(SOURCE DATA Opens)
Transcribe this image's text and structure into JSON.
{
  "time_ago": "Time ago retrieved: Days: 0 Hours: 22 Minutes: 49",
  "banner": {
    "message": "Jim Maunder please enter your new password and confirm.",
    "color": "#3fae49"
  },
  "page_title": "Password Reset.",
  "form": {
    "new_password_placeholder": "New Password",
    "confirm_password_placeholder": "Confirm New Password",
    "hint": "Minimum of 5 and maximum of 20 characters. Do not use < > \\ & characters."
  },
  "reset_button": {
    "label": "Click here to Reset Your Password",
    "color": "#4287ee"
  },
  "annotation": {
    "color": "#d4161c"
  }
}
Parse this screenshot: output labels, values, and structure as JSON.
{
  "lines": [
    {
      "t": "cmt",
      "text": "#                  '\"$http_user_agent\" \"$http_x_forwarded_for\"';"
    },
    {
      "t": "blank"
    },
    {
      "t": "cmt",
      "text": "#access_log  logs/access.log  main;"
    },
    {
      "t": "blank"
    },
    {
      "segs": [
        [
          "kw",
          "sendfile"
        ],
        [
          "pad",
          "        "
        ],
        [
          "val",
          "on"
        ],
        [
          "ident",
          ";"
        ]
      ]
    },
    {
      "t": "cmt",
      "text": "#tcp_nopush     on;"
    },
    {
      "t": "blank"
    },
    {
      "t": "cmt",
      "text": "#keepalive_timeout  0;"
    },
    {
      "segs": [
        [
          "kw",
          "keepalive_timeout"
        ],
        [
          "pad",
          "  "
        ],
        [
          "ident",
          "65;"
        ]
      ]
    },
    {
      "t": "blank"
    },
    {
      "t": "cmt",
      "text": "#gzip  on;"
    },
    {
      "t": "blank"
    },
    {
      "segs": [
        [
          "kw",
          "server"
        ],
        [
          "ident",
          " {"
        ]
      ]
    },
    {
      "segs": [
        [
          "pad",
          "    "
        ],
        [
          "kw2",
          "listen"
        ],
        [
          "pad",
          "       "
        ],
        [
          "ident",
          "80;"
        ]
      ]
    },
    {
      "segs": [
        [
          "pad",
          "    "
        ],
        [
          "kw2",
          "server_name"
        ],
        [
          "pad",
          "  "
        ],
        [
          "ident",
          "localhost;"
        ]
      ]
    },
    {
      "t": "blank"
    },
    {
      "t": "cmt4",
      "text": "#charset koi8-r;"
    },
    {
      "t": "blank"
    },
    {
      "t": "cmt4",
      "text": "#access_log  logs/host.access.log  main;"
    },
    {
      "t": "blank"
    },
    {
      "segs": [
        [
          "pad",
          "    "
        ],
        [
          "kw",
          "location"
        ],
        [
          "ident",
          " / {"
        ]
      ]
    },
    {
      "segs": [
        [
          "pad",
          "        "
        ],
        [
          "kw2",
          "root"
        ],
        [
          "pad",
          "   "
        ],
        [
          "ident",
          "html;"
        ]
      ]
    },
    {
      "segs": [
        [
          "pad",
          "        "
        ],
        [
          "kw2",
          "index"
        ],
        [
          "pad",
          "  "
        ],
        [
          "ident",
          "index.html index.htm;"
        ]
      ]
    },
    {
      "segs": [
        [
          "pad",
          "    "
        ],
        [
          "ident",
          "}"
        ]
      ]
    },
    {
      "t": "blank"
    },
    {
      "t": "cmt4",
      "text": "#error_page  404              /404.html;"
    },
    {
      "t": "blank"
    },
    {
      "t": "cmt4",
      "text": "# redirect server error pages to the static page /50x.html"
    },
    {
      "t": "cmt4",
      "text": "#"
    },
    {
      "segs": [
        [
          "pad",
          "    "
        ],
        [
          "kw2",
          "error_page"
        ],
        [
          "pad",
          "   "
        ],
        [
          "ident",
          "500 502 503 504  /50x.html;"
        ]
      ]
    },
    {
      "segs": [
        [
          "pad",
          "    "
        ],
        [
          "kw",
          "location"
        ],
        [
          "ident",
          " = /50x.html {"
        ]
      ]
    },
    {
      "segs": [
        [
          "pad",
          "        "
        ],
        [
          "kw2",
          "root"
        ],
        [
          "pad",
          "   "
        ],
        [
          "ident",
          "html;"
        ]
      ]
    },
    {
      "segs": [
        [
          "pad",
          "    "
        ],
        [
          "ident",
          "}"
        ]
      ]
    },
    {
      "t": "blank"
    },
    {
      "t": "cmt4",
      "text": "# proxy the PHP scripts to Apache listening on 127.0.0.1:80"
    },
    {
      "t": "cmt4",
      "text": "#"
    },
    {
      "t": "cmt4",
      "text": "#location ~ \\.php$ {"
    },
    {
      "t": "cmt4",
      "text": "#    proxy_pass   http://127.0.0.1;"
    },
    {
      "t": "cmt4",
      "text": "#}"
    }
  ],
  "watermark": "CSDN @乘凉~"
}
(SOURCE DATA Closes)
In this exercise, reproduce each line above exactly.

#### ANSWER FOR THE TASK
Transcribe this image's text and structure into JSON.
{
  "time_ago": "Time ago retrieved: Days: 0 Hours: 22 Minutes: 49",
  "banner": {
    "message": "Jim Maunder please enter your new password and confirm.",
    "color": "#3fae49"
  },
  "page_title": "Password Reset.",
  "form": {
    "new_password_placeholder": "New Password",
    "confirm_password_placeholder": "Confirm New Password",
    "hint": "Minimum of 5 and maximum of 20 characters. Do not use < > \\ & characters."
  },
  "reset_button": {
    "label": "Click here to Reset Your Password",
    "color": "#4287ee"
  },
  "annotation": {
    "color": "#d4161c"
  }
}
Parse this screenshot: output labels, values, and structure as JSON.
{
  "lines": [
    {
      "t": "cmt",
      "text": "#                  '\"$http_user_agent\" \"$http_x_forwarded_for\"';"
    },
    {
      "t": "blank"
    },
    {
      "t": "cmt",
      "text": "#access_log  logs/access.log  main;"
    },
    {
      "t": "blank"
    },
    {
      "segs": [
        [
          "kw",
          "sendfile"
        ],
        [
          "pad",
          "        "
        ],
        [
          "val",
          "on"
        ],
        [
          "ident",
          ";"
        ]
      ]
    },
    {
      "t": "cmt",
      "text": "#tcp_nopush     on;"
    },
    {
      "t": "blank"
    },
    {
      "t": "cmt",
      "text": "#keepalive_timeout  0;"
    },
    {
      "segs": [
        [
          "kw",
          "keepalive_timeout"
        ],
        [
          "pad",
          "  "
        ],
        [
          "ident",
          "65;"
        ]
      ]
    },
    {
      "t": "blank"
    },
    {
      "t": "cmt",
      "text": "#gzip  on;"
    },
    {
      "t": "blank"
    },
    {
      "segs": [
        [
          "kw",
          "server"
        ],
        [
          "ident",
          " {"
        ]
      ]
    },
    {
      "segs": [
        [
          "pad",
          "    "
        ],
        [
          "kw2",
          "listen"
        ],
        [
          "pad",
          "       "
        ],
        [
          "ident",
          "80;"
        ]
      ]
    },
    {
      "segs": [
        [
          "pad",
          "    "
        ],
        [
          "kw2",
          "server_name"
        ],
        [
          "pad",
          "  "
        ],
        [
          "ident",
          "localhost;"
        ]
      ]
    },
    {
      "t": "blank"
    },
    {
      "t": "cmt4",
      "text": "#charset koi8-r;"
    },
    {
      "t": "blank"
    },
    {
      "t": "cmt4",
      "text": "#access_log  logs/host.access.log  main;"
    },
    {
      "t": "blank"
    },
    {
      "segs": [
        [
          "pad",
          "    "
        ],
        [
          "kw",
          "location"
        ],
        [
          "ident",
          " / {"
        ]
      ]
    },
    {
      "segs": [
        [
          "pad",
          "        "
        ],
        [
          "kw2",
          "root"
        ],
        [
          "pad",
          "   "
        ],
        [
          "ident",
          "html;"
        ]
      ]
    },
    {
      "segs": [
        [
          "pad",
          "        "
        ],
        [
          "kw2",
          "index"
        ],
        [
          "pad",
          "  "
        ],
        [
          "ident",
          "index.html index.htm;"
        ]
      ]
    },
    {
      "segs": [
        [
          "pad",
          "    "
        ],
        [
          "ident",
          "}"
        ]
      ]
    },
    {
      "t": "blank"
    },
    {
      "t": "cmt4",
      "text": "#error_page  404              /404.html;"
    },
    {
      "t": "blank"
    },
    {
      "t": "cmt4",
      "text": "# redirect server error pages to the static page /50x.html"
    },
    {
      "t": "cmt4",
      "text": "#"
    },
    {
      "segs": [
        [
          "pad",
          "    "
        ],
        [
          "kw2",
          "error_page"
        ],
        [
          "pad",
          "   "
        ],
        [
          "ident",
          "500 502 503 504  /50x.html;"
        ]
      ]
    },
    {
      "segs": [
        [
          "pad",
          "    "
        ],
        [
          "kw",
          "location"
        ],
        [
          "ident",
          " = /50x.html {"
        ]
      ]
    },
    {
      "segs": [
        [
          "pad",
          "        "
        ],
        [
          "kw2",
          "root"
        ],
        [
          "pad",
          "   "
        ],
        [
          "ident",
          "html;"
        ]
      ]
    },
    {
      "segs": [
        [
          "pad",
          "    "
        ],
        [
          "ident",
          "}"
        ]
      ]
    },
    {
      "t": "blank"
    },
    {
      "t": "cmt4",
      "text": "# proxy the PHP scripts to Apache listening on 127.0.0.1:80"
    },
    {
      "t": "cmt4",
      "text": "#"
    },
    {
      "t": "cmt4",
      "text": "#location ~ \\.php$ {"
    },
    {
      "t": "cmt4",
      "text": "#    proxy_pass   http://127.0.0.1;"
    },
    {
      "t": "cmt4",
      "text": "#}"
    }
  ],
  "watermark": "CSDN @乘凉~"
}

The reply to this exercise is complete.